Not long ago some leaked Xbox 720 PowerPoint slides surfaced that revealed that Microsoft is working heavily towards cloud gaming on the upcoming Xbox 720 console, with the launch of Microsoft's Xbox 720 cloud gaming service planned for 2015. This collaboration with Agawi on their cloud gaming service is surely a great dress rehearsal for their own upcoming cloud gaming service.
"We are delighted to work together with Microsoft to bring Agawi cloud-based game streaming to Windows 8 via the Windows Azure platform," said Peter Relan. "The tech obviously works on Windows 8, so it works on Windows 8 phones," Relan also said. "I think on Windows 8 phone, what is interesting and I'm very curious to see is the size of the real estate available. As you can see, phones, even with the rumored iPhone 5, everyone's heading towards a slightly larger screen, right? I would say that with the current screens that we're seeing on some of the largest phones, it is entirely possible. With smaller screens, the real estate is pretty challenging. The controls are usually problematic."
"That's a publisher decision," Relan said about the control options for games. "We support the idea of d-pads on the tablet itself. We support pure touch gesture on the tablet. We support point-and-click on the screen -- touch and tap. We support swipe for scrolling. We support a full controller, like an Xbox console controller," he added.
Agawi is demoing their cloud-based games streaming platform on Windows 8 devices at the Cloud Gaming USA event in San Francisco that runs from today till tomorrow, where Agawi is also delivering a keynote speech.

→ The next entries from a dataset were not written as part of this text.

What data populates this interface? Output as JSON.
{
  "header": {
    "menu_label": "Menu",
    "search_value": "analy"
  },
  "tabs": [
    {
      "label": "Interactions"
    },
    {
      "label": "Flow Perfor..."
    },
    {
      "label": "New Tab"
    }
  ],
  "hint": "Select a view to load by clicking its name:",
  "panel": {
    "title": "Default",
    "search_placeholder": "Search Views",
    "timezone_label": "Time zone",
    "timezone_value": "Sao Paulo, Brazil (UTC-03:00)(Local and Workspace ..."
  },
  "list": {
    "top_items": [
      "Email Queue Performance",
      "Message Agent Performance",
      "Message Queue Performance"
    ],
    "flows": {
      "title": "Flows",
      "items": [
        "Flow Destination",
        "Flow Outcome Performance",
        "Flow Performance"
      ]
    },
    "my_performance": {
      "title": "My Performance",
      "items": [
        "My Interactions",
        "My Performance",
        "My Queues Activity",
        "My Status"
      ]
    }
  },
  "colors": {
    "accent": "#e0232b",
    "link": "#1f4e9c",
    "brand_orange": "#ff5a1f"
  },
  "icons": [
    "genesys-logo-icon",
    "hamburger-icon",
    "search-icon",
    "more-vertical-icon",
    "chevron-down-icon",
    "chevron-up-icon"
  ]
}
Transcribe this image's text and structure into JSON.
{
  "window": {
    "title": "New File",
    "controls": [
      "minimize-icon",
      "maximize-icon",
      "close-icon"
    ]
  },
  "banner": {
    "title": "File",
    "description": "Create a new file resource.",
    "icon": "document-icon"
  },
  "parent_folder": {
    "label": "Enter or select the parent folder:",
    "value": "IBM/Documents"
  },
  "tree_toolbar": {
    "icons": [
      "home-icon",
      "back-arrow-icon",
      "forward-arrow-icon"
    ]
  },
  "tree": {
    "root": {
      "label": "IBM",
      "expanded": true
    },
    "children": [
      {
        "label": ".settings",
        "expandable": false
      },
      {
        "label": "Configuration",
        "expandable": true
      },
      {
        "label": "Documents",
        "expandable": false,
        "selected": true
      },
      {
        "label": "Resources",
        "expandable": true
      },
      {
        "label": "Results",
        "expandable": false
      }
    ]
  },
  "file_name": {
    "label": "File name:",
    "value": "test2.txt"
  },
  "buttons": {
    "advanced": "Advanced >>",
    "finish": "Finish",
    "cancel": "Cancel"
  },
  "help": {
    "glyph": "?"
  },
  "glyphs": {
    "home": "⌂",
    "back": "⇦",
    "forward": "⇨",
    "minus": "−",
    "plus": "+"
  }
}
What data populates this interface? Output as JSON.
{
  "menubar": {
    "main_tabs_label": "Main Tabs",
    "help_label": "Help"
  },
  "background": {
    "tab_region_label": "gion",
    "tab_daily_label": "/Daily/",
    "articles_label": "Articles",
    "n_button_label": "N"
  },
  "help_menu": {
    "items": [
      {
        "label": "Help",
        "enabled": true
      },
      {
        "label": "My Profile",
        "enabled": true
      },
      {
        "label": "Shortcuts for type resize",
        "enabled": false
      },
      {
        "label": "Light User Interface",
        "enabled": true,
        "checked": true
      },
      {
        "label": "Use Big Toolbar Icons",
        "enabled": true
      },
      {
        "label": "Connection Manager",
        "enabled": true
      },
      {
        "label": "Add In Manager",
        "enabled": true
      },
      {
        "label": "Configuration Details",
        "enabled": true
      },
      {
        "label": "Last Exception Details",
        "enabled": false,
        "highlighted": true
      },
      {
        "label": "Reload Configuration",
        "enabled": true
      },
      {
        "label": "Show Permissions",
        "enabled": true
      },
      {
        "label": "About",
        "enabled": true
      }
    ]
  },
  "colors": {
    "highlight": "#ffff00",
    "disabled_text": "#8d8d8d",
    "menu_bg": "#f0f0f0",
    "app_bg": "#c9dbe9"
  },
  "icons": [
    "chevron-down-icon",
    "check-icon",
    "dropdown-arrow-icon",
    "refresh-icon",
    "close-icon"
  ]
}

SOURCES: TechCrunch, Engadget.
Posted by John Anderson at 14:05